In addition to the legal battles, polling released this week presented some head-turning results. The Texas Lyceum Poll found: “Texans believe that immigration is the number one issue facing the state and the nation, but a plurality of Texas adults (62 percent) also say that immigration helps the U.S. more than it hurts. The younger the respondent, the more positively they view immigration.” Moreover, “Most Texas adults continue to oppose (61 percent) President Donald Trump’s proposal to build a wall on the U.S.- Mexico border, and most don’t want him to deport millions of undocumented immigrants. Many support traditional immigration reform proposals, even a pathway to citizenship if significant restrictions are put in place.” Remarkably, 63 percent support “allowing illegal immigrants living in the U.S. the opportunity to become citizens after a long waiting period if they pay taxes and a penalty, pass a criminal background check, and learn English.” Even on the hot-button issues of “sanctuary cities,” voters are split (45 percent approve, 49 percent do not) on whether local officials must “automatically turn [someone here illegally] over to federal immigration enforcement officers.”

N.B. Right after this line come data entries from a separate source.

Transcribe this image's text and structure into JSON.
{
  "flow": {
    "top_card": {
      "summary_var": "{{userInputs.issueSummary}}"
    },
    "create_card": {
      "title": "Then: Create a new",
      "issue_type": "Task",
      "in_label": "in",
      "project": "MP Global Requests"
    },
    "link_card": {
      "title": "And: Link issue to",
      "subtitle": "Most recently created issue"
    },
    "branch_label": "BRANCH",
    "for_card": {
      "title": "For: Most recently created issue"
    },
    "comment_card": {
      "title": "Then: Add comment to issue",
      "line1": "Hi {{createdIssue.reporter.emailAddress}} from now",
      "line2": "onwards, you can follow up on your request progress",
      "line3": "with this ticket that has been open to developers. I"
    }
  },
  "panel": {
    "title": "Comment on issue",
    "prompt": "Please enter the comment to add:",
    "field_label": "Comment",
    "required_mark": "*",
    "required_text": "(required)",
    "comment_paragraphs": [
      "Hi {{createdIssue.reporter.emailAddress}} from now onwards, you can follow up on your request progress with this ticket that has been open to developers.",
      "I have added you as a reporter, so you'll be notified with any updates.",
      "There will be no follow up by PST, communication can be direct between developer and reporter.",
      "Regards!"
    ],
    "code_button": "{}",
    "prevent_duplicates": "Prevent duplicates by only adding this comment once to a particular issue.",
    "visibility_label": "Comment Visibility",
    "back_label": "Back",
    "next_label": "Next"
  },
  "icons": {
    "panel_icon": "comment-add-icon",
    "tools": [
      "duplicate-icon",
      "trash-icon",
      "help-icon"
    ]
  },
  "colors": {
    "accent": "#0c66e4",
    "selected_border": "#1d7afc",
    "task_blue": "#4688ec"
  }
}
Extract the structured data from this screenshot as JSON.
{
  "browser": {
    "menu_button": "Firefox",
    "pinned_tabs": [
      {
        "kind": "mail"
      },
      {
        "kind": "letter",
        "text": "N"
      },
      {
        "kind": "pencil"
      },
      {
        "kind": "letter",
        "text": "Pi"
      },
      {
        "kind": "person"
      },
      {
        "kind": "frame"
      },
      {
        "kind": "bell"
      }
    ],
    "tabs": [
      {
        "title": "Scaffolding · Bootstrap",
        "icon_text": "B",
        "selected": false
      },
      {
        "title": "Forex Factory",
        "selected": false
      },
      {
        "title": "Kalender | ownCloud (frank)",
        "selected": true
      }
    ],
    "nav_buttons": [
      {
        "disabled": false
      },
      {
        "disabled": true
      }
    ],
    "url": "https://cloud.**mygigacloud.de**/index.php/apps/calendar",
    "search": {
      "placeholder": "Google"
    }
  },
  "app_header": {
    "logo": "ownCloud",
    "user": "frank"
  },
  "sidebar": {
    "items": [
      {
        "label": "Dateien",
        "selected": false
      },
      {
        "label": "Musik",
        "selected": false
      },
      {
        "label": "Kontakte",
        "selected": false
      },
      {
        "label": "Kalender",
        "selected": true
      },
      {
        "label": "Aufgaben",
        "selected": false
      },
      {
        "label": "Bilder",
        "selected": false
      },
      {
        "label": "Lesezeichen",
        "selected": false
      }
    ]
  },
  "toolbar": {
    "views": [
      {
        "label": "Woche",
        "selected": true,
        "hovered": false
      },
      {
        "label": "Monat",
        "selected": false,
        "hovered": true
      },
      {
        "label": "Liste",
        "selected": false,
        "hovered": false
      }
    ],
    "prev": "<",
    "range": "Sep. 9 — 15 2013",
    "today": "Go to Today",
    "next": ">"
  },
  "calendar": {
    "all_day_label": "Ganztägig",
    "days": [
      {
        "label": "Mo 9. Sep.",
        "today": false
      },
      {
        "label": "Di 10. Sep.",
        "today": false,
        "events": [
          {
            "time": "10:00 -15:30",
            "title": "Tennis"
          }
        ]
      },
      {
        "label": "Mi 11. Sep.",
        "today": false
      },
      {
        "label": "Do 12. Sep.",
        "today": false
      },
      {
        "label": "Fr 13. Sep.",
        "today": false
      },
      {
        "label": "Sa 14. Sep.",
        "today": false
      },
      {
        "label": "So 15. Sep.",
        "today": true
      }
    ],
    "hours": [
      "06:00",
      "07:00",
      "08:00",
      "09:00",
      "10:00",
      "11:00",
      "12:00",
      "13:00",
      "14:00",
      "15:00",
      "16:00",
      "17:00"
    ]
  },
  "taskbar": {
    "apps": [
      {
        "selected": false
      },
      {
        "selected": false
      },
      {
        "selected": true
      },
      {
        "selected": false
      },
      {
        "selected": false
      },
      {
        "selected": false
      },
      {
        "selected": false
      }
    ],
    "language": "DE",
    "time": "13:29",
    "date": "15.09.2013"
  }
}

That’s not the response one might expect from deep-red Texas or from a state that elected anti-immigration hawks such as Trump and Cruz. Well, Texans don’t much like either of those pols:
Senator Cruz is tied with Congressman [Beto] O’Rourke, who entered the contest last month, at 30 percent each. However, 37 percent of registered Texas voters say they haven’t thought about the race yet. Congressman [Joaquin] Castro fairs slightly better against the incumbent Senator, with 35 percent of Texas adults saying they support him over Ted Cruz at 31 percent.
By a margin of 54 percent to 42 percent, Texans disapprove of the job Trump is doing. As is true elsewhere, subgroups of voters view him in starkly different terms. (“85 percent of Republicans give the President positive marks compared to 86 percent of Democrats who disapprove of his job performance. Same goes for young Texans. . . . 73 percent of 18-29 year olds are not enthused with the President’s job performance along with 61 percent of Hispanics. Meantime, he is viewed positively by 60 percent of Whites.”)
And finally, Texans are generally pro-NAFTA. “Overall, 43 percent of Texas adults say that NAFTA has been good for the Texas economy, 24 percent say that it has been bad, and 33 percent offered no opinion. The topline results tracked closely to when we previously asked this question in 2009, when an equal share, 43 percent said that NAFTA had been good for the Texas economy, 28 percent said that it had been bad, and 29 percent had no opinion.”
In sum, if Democrats can keep up their level of enthusiasm, turn out their base and run against Trump and his anti-immigrant and anti-trade policies (which hurt Texas residents), Cruz and a few incumbent GOP congressmen may have their hands full. Cruz, in particular, who has opportunistically been all over the map on support for Trump and on immigration — and failed to deliver much in the way of concrete results for his constituents — might actually be an inviting target for Democrats. We should underscore the pollster’s warning that polling “conducted this far in advance of an actual election are, at best, useful in gauging the potential weaknesses of incumbents seeking re-election … [And] the substantial percentage of undecided respondents — coupled with the conservative, pro-Republican proclivities of the Texas electorate in recent years — suggest a cautious interpretation.” (Cruz will also have a boatload of cash.)
Nevertheless, the notion that Republicans would have to work hard to hold seats in Texas tells you that something is changing. If right-wing immigrant-bashing and protectionism don’t work in the Lone Star State, Republicans might need to reconsider their philosophy.